In terms of whether an LLC is required to become an S corp, the answer is no. An LLC can elect to be taxed as an S corp by filing Form 2553 with the IRS. However, forming an LLC before making the election is generally recommended since it provides more flexibility in terms of ownership structure and decision-making procedures.

Yes, the impact of state laws on non-resident LLC registration answers the question: do i need to be a resident of a state to create an LLC. The answer is no, as most states allow non-residents to form LLCs. However, the registration process and requirements may vary depending on the state. It is important to consult with an attorney or accountant to ensure compliance with all state laws and regulations.

Llc Flexibility In Management.

Yes, an LLC can choose to be taxed as an S corporation, which provides more flexibility in management. As an LLC, there are fewer restrictions on who can be an owner and who can participate in management. LLCs can have multiple levels of ownership, which can be advantageous for estate planning or attracting investors.
Additionally, LLCs allow the owners to choose whether they want to be managed by the owners themselves (member-managed) or by appointed managers (manager-managed). This allows for more control in decision-making and the ability to delegate responsibilities.
When an LLC elects to be taxed as an S corporation, it allows them to take advantage of certain tax benefits while maintaining the flexibility of management that an LLC provides. S corporations are pass-through entities, which means the profits and losses of the business pass through to the owners’ personal tax returns. This allows for potential tax savings and simplifies the tax process for the business.
Overall, an LLC choosing to be taxed as an S corporation provides flexibility in management while also offering potential tax benefits.

Final chapter

In conclusion, forming a limited liability company (LLC) is not a requirement to be eligible for S corporation (S corp) status. While many small business owners choose to operate as an LLC before pursuing S corp status, it is not a mandatory step in the process.
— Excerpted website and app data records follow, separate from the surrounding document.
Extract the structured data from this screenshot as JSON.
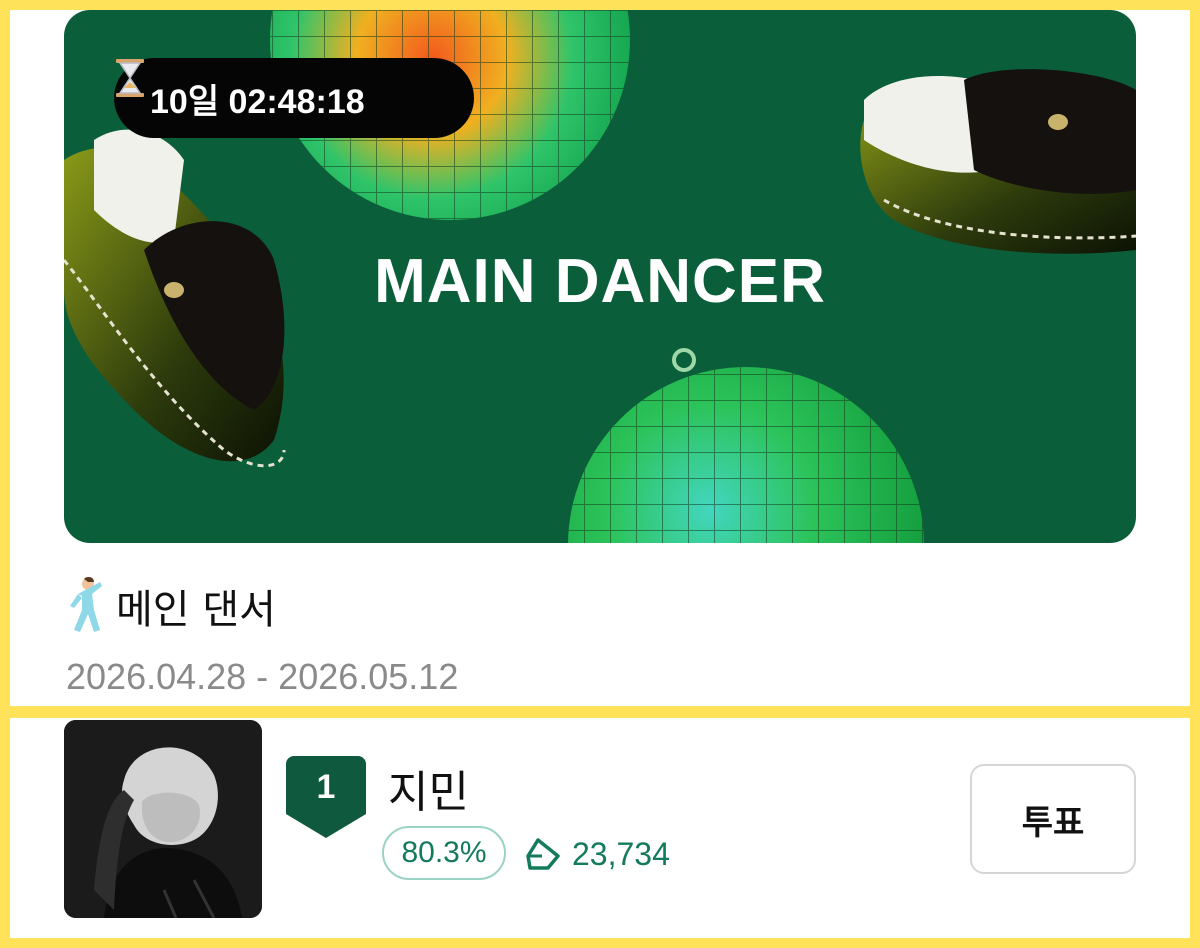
{
  "banner": {
    "countdown": "10일 02:48:18",
    "title": "MAIN DANCER"
  },
  "category": {
    "title": "메인 댄서",
    "date_range": "2026.04.28 - 2026.05.12"
  },
  "ranking": [
    {
      "rank": "1",
      "name": "지민",
      "percent": "80.3%",
      "votes": "23,734",
      "vote_button": "투표"
    }
  ],
  "colors": {
    "frame": "#FDE25A",
    "banner_bg": "#0B5E3A",
    "accent": "#147a5c"
  },
  "icons": [
    "hourglass-icon",
    "dancer-icon",
    "rank-badge-icon",
    "diamond-icon"
  ]
}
Instead, businesses may simply elect to file as an S corp when filing their taxes with the Internal Revenue Service (IRS).

There are distinct advantages and disadvantages to both LLC and S corp structures. LLCs offer greater flexibility in management and taxation while S corps offer greater tax advantages and limited liability protection for shareholders. Ultimately, the decision to form an LLC before becoming an S corp will depend on the specific needs and goals of the business in question.
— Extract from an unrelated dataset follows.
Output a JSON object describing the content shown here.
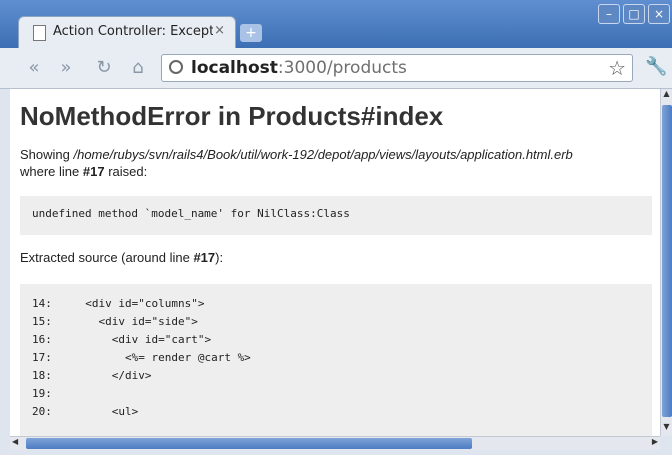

However, it is important to note that not all businesses are eligible to become S corps. For example, businesses with more than 100 shareholders or non-U.S. citizen shareholders are not eligible for S corp status. Additionally, S corps must meet certain requirements regarding business structure and shareholder requirements.
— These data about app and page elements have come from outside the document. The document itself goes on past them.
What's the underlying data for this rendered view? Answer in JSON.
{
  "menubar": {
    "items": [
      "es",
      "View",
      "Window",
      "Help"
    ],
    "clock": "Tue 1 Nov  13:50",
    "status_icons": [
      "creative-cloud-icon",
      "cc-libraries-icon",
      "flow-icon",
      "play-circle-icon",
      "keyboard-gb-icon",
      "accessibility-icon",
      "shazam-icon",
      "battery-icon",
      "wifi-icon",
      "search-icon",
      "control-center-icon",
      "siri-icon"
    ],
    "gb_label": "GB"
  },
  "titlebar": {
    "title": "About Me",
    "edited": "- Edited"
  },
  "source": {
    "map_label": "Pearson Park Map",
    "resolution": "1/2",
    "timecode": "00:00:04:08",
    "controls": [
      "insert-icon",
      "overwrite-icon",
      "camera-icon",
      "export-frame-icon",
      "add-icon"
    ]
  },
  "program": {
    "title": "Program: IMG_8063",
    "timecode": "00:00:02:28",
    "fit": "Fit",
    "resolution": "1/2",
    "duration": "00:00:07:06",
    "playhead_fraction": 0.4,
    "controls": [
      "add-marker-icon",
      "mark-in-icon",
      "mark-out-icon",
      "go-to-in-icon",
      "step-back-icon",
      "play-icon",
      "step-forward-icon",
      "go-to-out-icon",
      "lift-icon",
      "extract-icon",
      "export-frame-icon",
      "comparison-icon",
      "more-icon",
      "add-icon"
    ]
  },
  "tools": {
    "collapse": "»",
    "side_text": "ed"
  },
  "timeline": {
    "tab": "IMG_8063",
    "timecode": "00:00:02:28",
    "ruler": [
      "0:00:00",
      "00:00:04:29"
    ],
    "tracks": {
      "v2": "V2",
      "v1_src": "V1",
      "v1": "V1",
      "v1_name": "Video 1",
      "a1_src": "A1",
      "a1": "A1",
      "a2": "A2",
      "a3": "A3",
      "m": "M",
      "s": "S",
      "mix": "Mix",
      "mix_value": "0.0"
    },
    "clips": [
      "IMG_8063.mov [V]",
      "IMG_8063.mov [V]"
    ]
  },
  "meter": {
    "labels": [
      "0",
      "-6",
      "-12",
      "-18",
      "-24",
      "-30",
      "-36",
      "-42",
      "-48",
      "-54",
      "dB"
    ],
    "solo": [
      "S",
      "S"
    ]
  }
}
In short, while forming an LLC may be beneficial for some small businesses, it is not a requirement to become an S corp. Small business owners should carefully weigh the advantages and disadvantages of both structures and consult with a qualified tax professional or business attorney before making any decisions regarding their business structure. Ultimately, the goal should be to choose the structure that will provide the greatest benefits and protection for the business and its shareholders.